■ **Action item**
Write the listing out again, exactly as it reads below.

Start of Supplied entries

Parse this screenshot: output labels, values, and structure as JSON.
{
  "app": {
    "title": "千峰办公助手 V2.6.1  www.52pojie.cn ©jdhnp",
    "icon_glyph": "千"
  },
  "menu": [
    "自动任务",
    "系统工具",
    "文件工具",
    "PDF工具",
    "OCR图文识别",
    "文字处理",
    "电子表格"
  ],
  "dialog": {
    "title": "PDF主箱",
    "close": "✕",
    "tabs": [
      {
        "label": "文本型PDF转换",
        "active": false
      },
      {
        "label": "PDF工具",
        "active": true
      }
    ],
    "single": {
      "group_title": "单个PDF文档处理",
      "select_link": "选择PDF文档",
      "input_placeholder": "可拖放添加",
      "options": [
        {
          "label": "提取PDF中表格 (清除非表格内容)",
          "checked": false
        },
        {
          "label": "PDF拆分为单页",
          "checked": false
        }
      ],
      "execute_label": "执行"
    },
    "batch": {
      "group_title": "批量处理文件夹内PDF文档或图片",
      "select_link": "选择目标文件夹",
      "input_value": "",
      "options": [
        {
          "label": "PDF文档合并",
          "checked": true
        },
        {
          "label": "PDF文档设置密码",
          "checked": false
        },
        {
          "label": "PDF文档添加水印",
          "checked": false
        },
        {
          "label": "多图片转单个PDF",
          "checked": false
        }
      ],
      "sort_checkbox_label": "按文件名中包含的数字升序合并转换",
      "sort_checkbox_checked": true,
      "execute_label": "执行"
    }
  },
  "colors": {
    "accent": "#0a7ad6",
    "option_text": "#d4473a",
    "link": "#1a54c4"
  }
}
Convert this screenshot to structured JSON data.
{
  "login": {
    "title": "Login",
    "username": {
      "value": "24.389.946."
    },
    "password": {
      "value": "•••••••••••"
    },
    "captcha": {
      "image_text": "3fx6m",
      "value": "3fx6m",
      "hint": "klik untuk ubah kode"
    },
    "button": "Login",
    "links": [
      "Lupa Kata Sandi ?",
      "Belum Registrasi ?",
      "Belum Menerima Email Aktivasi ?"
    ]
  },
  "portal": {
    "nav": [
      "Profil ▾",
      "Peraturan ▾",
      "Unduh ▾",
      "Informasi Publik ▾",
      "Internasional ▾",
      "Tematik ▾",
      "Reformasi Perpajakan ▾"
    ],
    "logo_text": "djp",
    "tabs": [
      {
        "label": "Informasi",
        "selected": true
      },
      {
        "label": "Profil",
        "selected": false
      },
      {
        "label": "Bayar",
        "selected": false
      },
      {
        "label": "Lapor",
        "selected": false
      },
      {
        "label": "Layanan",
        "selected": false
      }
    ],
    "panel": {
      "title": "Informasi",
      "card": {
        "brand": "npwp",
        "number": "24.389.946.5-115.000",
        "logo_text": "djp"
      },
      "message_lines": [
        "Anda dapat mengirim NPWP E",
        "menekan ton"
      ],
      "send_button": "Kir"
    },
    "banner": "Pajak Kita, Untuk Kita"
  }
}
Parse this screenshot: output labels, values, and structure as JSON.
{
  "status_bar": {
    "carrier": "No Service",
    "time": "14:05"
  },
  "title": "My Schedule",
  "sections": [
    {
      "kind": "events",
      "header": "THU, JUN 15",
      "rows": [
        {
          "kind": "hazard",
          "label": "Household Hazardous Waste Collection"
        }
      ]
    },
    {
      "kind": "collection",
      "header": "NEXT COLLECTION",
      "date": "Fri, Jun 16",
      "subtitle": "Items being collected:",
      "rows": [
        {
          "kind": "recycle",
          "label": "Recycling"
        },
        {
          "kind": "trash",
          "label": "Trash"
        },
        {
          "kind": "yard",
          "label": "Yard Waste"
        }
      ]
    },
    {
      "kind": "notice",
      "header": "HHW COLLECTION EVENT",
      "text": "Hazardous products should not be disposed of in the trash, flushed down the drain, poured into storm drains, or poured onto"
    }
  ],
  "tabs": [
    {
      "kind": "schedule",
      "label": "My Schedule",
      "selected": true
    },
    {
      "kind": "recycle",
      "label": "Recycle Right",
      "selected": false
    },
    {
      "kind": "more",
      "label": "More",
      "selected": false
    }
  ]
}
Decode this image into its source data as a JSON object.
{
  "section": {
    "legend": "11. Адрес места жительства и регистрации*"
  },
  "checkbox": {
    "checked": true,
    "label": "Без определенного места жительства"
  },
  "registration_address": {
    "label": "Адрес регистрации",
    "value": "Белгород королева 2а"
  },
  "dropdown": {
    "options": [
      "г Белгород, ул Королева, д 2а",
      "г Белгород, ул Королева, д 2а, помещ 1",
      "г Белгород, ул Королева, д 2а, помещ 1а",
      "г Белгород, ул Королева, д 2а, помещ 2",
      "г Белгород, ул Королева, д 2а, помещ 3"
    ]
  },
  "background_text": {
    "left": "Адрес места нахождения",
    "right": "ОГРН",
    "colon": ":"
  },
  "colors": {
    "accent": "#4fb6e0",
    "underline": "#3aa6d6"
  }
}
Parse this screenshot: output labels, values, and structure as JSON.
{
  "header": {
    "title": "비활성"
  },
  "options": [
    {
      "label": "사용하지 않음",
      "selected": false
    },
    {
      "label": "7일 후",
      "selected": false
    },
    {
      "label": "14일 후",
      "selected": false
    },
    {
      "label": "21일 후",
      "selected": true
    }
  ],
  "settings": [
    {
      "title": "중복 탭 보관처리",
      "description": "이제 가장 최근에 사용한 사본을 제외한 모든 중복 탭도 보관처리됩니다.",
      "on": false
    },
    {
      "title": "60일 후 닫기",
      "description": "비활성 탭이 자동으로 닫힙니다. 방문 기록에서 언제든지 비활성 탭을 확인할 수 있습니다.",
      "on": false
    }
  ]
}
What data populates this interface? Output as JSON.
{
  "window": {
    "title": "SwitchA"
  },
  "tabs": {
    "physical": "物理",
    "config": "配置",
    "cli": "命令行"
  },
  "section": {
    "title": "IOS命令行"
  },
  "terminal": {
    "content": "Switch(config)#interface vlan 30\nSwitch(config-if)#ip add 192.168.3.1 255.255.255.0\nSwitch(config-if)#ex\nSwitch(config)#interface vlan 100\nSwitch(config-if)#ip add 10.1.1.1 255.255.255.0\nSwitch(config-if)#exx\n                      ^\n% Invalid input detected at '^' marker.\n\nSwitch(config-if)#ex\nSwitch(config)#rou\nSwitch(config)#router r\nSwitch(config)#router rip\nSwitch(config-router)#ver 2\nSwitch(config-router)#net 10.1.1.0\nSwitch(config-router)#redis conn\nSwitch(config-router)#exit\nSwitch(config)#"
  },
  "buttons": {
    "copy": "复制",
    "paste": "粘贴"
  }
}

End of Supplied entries

■ **Solution to this task**
Parse this screenshot: output labels, values, and structure as JSON.
{
  "app": {
    "title": "千峰办公助手 V2.6.1  www.52pojie.cn ©jdhnp",
    "icon_glyph": "千"
  },
  "menu": [
    "自动任务",
    "系统工具",
    "文件工具",
    "PDF工具",
    "OCR图文识别",
    "文字处理",
    "电子表格"
  ],
  "dialog": {
    "title": "PDF主箱",
    "close": "✕",
    "tabs": [
      {
        "label": "文本型PDF转换",
        "active": false
      },
      {
        "label": "PDF工具",
        "active": true
      }
    ],
    "single": {
      "group_title": "单个PDF文档处理",
      "select_link": "选择PDF文档",
      "input_placeholder": "可拖放添加",
      "options": [
        {
          "label": "提取PDF中表格 (清除非表格内容)",
          "checked": false
        },
        {
          "label": "PDF拆分为单页",
          "checked": false
        }
      ],
      "execute_label": "执行"
    },
    "batch": {
      "group_title": "批量处理文件夹内PDF文档或图片",
      "select_link": "选择目标文件夹",
      "input_value": "",
      "options": [
        {
          "label": "PDF文档合并",
          "checked": true
        },
        {
          "label": "PDF文档设置密码",
          "checked": false
        },
        {
          "label": "PDF文档添加水印",
          "checked": false
        },
        {
          "label": "多图片转单个PDF",
          "checked": false
        }
      ],
      "sort_checkbox_label": "按文件名中包含的数字升序合并转换",
      "sort_checkbox_checked": true,
      "execute_label": "执行"
    }
  },
  "colors": {
    "accent": "#0a7ad6",
    "option_text": "#d4473a",
    "link": "#1a54c4"
  }
}
Convert this screenshot to structured JSON data.
{
  "login": {
    "title": "Login",
    "username": {
      "value": "24.389.946."
    },
    "password": {
      "value": "•••••••••••"
    },
    "captcha": {
      "image_text": "3fx6m",
      "value": "3fx6m",
      "hint": "klik untuk ubah kode"
    },
    "button": "Login",
    "links": [
      "Lupa Kata Sandi ?",
      "Belum Registrasi ?",
      "Belum Menerima Email Aktivasi ?"
    ]
  },
  "portal": {
    "nav": [
      "Profil ▾",
      "Peraturan ▾",
      "Unduh ▾",
      "Informasi Publik ▾",
      "Internasional ▾",
      "Tematik ▾",
      "Reformasi Perpajakan ▾"
    ],
    "logo_text": "djp",
    "tabs": [
      {
        "label": "Informasi",
        "selected": true
      },
      {
        "label": "Profil",
        "selected": false
      },
      {
        "label": "Bayar",
        "selected": false
      },
      {
        "label": "Lapor",
        "selected": false
      },
      {
        "label": "Layanan",
        "selected": false
      }
    ],
    "panel": {
      "title": "Informasi",
      "card": {
        "brand": "npwp",
        "number": "24.389.946.5-115.000",
        "logo_text": "djp"
      },
      "message_lines": [
        "Anda dapat mengirim NPWP E",
        "menekan ton"
      ],
      "send_button": "Kir"
    },
    "banner": "Pajak Kita, Untuk Kita"
  }
}
Parse this screenshot: output labels, values, and structure as JSON.
{
  "status_bar": {
    "carrier": "No Service",
    "time": "14:05"
  },
  "title": "My Schedule",
  "sections": [
    {
      "kind": "events",
      "header": "THU, JUN 15",
      "rows": [
        {
          "kind": "hazard",
          "label": "Household Hazardous Waste Collection"
        }
      ]
    },
    {
      "kind": "collection",
      "header": "NEXT COLLECTION",
      "date": "Fri, Jun 16",
      "subtitle": "Items being collected:",
      "rows": [
        {
          "kind": "recycle",
          "label": "Recycling"
        },
        {
          "kind": "trash",
          "label": "Trash"
        },
        {
          "kind": "yard",
          "label": "Yard Waste"
        }
      ]
    },
    {
      "kind": "notice",
      "header": "HHW COLLECTION EVENT",
      "text": "Hazardous products should not be disposed of in the trash, flushed down the drain, poured into storm drains, or poured onto"
    }
  ],
  "tabs": [
    {
      "kind": "schedule",
      "label": "My Schedule",
      "selected": true
    },
    {
      "kind": "recycle",
      "label": "Recycle Right",
      "selected": false
    },
    {
      "kind": "more",
      "label": "More",
      "selected": false
    }
  ]
}
Decode this image into its source data as a JSON object.
{
  "section": {
    "legend": "11. Адрес места жительства и регистрации*"
  },
  "checkbox": {
    "checked": true,
    "label": "Без определенного места жительства"
  },
  "registration_address": {
    "label": "Адрес регистрации",
    "value": "Белгород королева 2а"
  },
  "dropdown": {
    "options": [
      "г Белгород, ул Королева, д 2а",
      "г Белгород, ул Королева, д 2а, помещ 1",
      "г Белгород, ул Королева, д 2а, помещ 1а",
      "г Белгород, ул Королева, д 2а, помещ 2",
      "г Белгород, ул Королева, д 2а, помещ 3"
    ]
  },
  "background_text": {
    "left": "Адрес места нахождения",
    "right": "ОГРН",
    "colon": ":"
  },
  "colors": {
    "accent": "#4fb6e0",
    "underline": "#3aa6d6"
  }
}
Parse this screenshot: output labels, values, and structure as JSON.
{
  "header": {
    "title": "비활성"
  },
  "options": [
    {
      "label": "사용하지 않음",
      "selected": false
    },
    {
      "label": "7일 후",
      "selected": false
    },
    {
      "label": "14일 후",
      "selected": false
    },
    {
      "label": "21일 후",
      "selected": true
    }
  ],
  "settings": [
    {
      "title": "중복 탭 보관처리",
      "description": "이제 가장 최근에 사용한 사본을 제외한 모든 중복 탭도 보관처리됩니다.",
      "on": false
    },
    {
      "title": "60일 후 닫기",
      "description": "비활성 탭이 자동으로 닫힙니다. 방문 기록에서 언제든지 비활성 탭을 확인할 수 있습니다.",
      "on": false
    }
  ]
}
What data populates this interface? Output as JSON.
{
  "window": {
    "title": "SwitchA"
  },
  "tabs": {
    "physical": "物理",
    "config": "配置",
    "cli": "命令行"
  },
  "section": {
    "title": "IOS命令行"
  },
  "terminal": {
    "content": "Switch(config)#interface vlan 30\nSwitch(config-if)#ip add 192.168.3.1 255.255.255.0\nSwitch(config-if)#ex\nSwitch(config)#interface vlan 100\nSwitch(config-if)#ip add 10.1.1.1 255.255.255.0\nSwitch(config-if)#exx\n                      ^\n% Invalid input detected at '^' marker.\n\nSwitch(config-if)#ex\nSwitch(config)#rou\nSwitch(config)#router r\nSwitch(config)#router rip\nSwitch(config-router)#ver 2\nSwitch(config-router)#net 10.1.1.0\nSwitch(config-router)#redis conn\nSwitch(config-router)#exit\nSwitch(config)#"
  },
  "buttons": {
    "copy": "复制",
    "paste": "粘贴"
  }
}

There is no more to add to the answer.